On the other hand, Pakistan is a signatory to the South Asian Association for Regional Cooperation (SAARC) Convention on Preventing and Combating Trafficking in Women and Children and promulgated the Prevention and Control of Human Trafficking Ordinance in 2002. Rules under laws were framed in 2004 but enforcement mechanisms are still missing. Millions of children throughout the world and in Pakistan mostly are targets of child trafficking. They are victims of pornography, trafficking and child prostitution. Common reasons cited for this disgusting category of child exploitation are poverty, low status of girls and women, rapid urbanisation, breakup of traditional families, consumerist values and sensational mass media. Trafficking deprives child victims of the privilege to exercise their rights, including the right to belong/identity, the right to freedom, education and healthcare, as well as not being subjected to torture or cruel and inhumane treatment.

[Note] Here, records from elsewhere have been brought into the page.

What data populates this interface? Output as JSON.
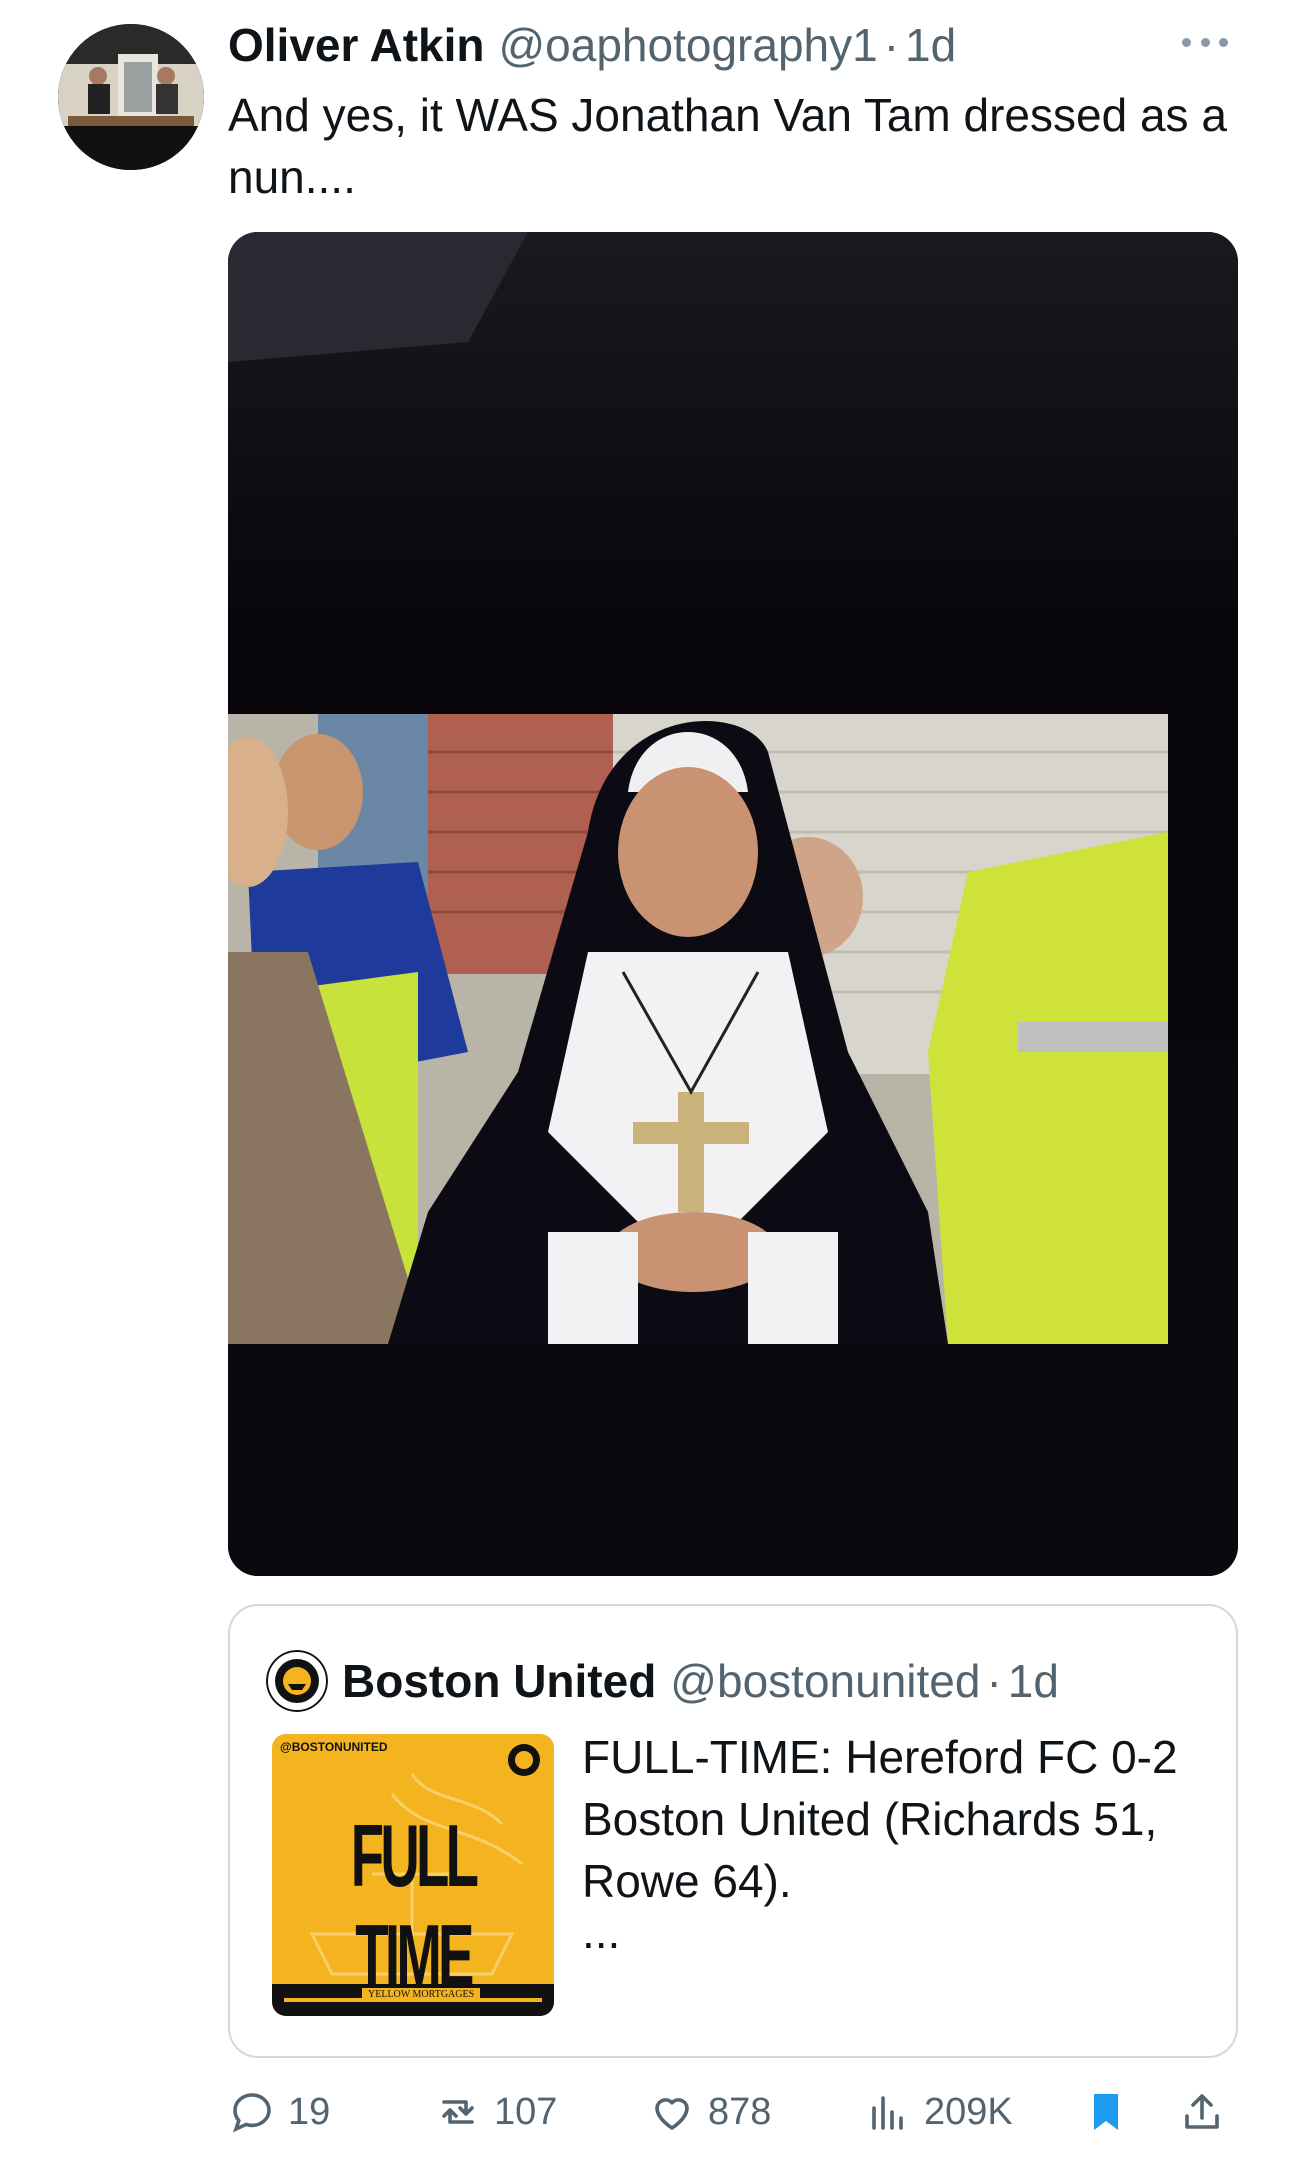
{
  "tweet": {
    "author_name": "Oliver Atkin",
    "author_handle": "@oaphotography1",
    "separator": "·",
    "time": "1d",
    "text": "And yes, it WAS Jonathan Van Tam dressed as a nun...."
  },
  "quoted_tweet": {
    "author_name": "Boston United",
    "author_handle": "@bostonunited",
    "separator": "·",
    "time": "1d",
    "text": "FULL-TIME: Hereford FC 0-2 Boston United (Richards 51, Rowe 64).",
    "ellipsis": "...",
    "thumbnail": {
      "tag": "@BOSTONUNITED",
      "headline": "FULL TIME",
      "sponsor": "YELLOW MORTGAGES",
      "background_color": "#f4b41f"
    }
  },
  "actions": {
    "replies": "19",
    "reposts": "107",
    "likes": "878",
    "views": "209K",
    "bookmark_color": "#1d9bf0"
  },
  "icons": [
    "reply-icon",
    "repost-icon",
    "like-icon",
    "views-icon",
    "bookmark-icon",
    "share-icon",
    "more-icon"
  ]
}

I am of the view that Pakistan’s laws on child trafficking need to urgently be strengthened to consistently protect all children against trafficking. A few issues should be addressed to control child trafficking; there are no specialised child protection units in Pakistan, even though plans to establish these have been in the pipeline for the past few years. While the Juvenile Justice System Ordinance (JJSO) 2000 offered greater protection to children, it is not being implemented in its totality. However, the judiciary should assume the leadership role for ensuring its implementation if provincial governments lack the interest to provide direction in this regard.
Secondly, the trafficking ordinance’s offence of child trafficking does not include cases where children are threatened or coerced into providing consent to be trafficked. Since its provisions are limited to trafficking in and out of Pakistan, it leaves out cases of internal trafficking. Moreover, Pakistan must ratify the Optional Protocol on the sale of children, child prostitution and child pornography and sign the protocol to prevent, suppress and punish trafficking in persons. The state offers these workers no effective protection against this exploitation. Although slavery is unconstitutional in Pakistan and violates various national and international laws, state practices support its existence. The state rarely prosecutes or punishes employers who hold workers in servitude.
I would suggest that action be taken to rescue children who have been trafficked and to return them to their families and school so that they can rebuild their lives. If return is not immediately possible or desired, alternative arrangements must be made so that the child’s future is secure and meaningful. For this purpose, international NGOs should collaborate with government agencies to overcome capacity issues and contribute to the training of officials and police who may need support in understanding both the exploitative nature of trafficking and the need to protect the rights of children. I would also suggest that any NGO or government institution conduct, at the national level, a study on the trafficking of children to learn the measure and magnitude of the problem and develop strategies to discourage and eventually eliminate the scourge of trafficking, saving children from becoming victims of the worst forms of child labour and exploitation. It must ensure that their lives do not fade out before having seen the light of day. Child trafficking is a horrific act and we, together as a society; need to make an effort to combat this heinous crime.